May 15, 2011

Falling and Getting Back Up

Living in a culture of high-speed Internet, microwaves, smart phones, and pills for almost everything, I find myself expecting similar immediate results in my Christian walk. Indeed, the Christian book market is filled with formulas for saving your marriage, conquering depression, losing weight, and living the single life. But if you begin to read about the lives of the saints - individuals who went through great trials and testings - you observe a quite different picture. They battled sins and temptations their entire lives. In our American culture, this appears to be an individual failure - one should identify the problem, devise a solution, and eradicate it once and for all! But in the Kingdom of God, it is in the very struggle with sin that we can grow and make progress. Here is where we are weak. Such struggling requires continual communication with God and an appeal to his mercies, for he wants to help us and purify us.

It is helpful to be aware of where and how we fail in this process:
When we still fail, it is probably for one of three reasons.
First, we do not hate sin sufficiently as to be willing to “fight to the death” to avoid or overcome it. Our concupiscence hobbles us and keeps open the back door to our hearts, allowing access to the temptations we’re supposed to be valiantly fighting.
Second, we do not trust sufficiently in the power of God’s grace to heal or strengthen or protect us, but like St Peter, walking on the water and overestimating the supposedly superior forces of wind and water and gravity, we sink, even though the Lord already has given us to power to overcome.
And third, we hinder our progress by making excuses for ourselves, and so we never really break out of habitual failures, for we sabotage our own victory by telling ourselves, in effect, that such victory is unattainable, for this reason and that. But the Lord is still trying to whisper in our ear: “My grace is sufficient; come on, get up, you can do it; take My hand and you’ll see what I can do for you.” - Father Joseph

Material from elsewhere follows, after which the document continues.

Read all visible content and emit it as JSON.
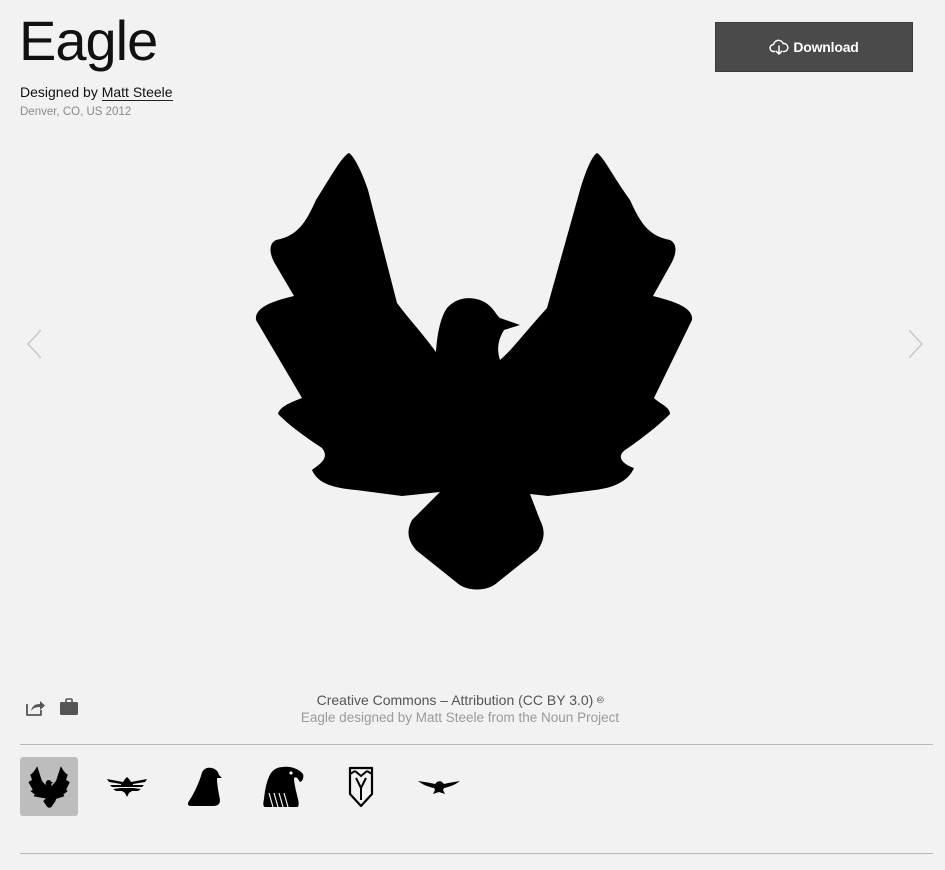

And there are these good words also:
The evil one cannot comprehend the joy we receive from the spiritual life; for this reason he is jealous of us, he envies us and sets traps for us, and we become grieved and fall. We must struggle, because without struggles we do not obtain virtues. - Elder Ieronymos of Aegina